Now, the question remains, did my stimulation of those points result in this lady's healing and if so, what do the lung and liver points have to do with dermatitis? The first answer is "definitely maybe." The only intervention that she received during this time was my treatment. The fact that a chronic condition of seven years duration healed immediately following stimulation of the back-shu points certainly suggests that the treatment had a cause-effect relationship.
Why were the lung and liver points related? The lung meridian is often treated in skin disorders. Dry skin, itchiness, rashes and chronic skin disorders may be related to problems associated with the lung meridian. The association with the liver point is less obvious. The liver in acupuncture stores the blood and is associated with overall movement of chi.
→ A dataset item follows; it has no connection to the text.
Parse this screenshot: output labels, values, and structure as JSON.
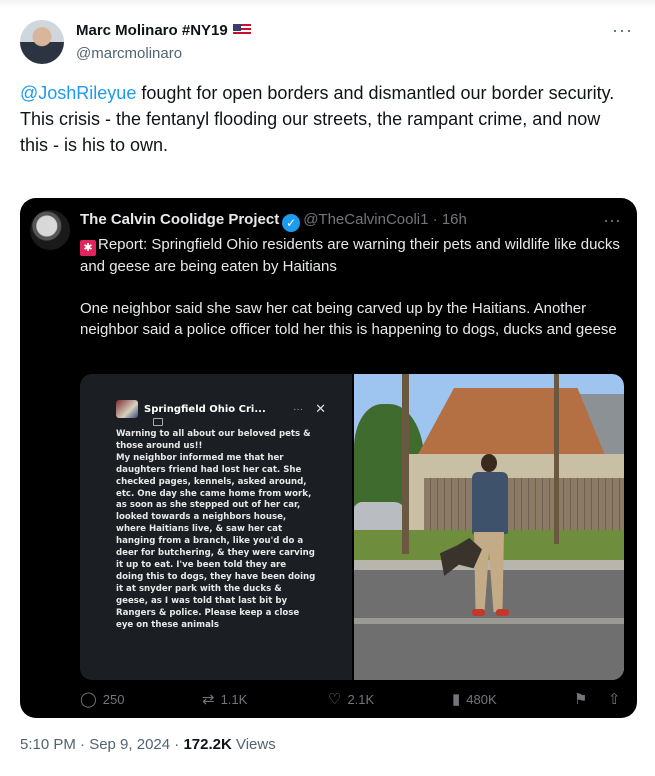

Although not typically directly associated with skin conditions, the liver can be involved with any situation that involves disturbance of the flow of chi.
The elegant simplicity of learning and using the back-shu points is that by stimulating the points, you can help the body to balance itself. It will be beneficial for you to continue to learn more about how to use meridian points and work closely with an acupuncturist in your area. The back-shu points are a great way to directly affect the meridian system while you continue to learn more complex procedures. Include the back-shu points in your work with every client.Resources:
Kaptchuk, Ted J. The Web that Has No Weaver: Understanding Chinese Medicine.
Xinong, Cheng. Chinese Acupuncture and Moxibustion (Revised Edition).
Mark Anthony Kestner, DC, FIAMA, CCSP, CSCS
Published: May 9, 2005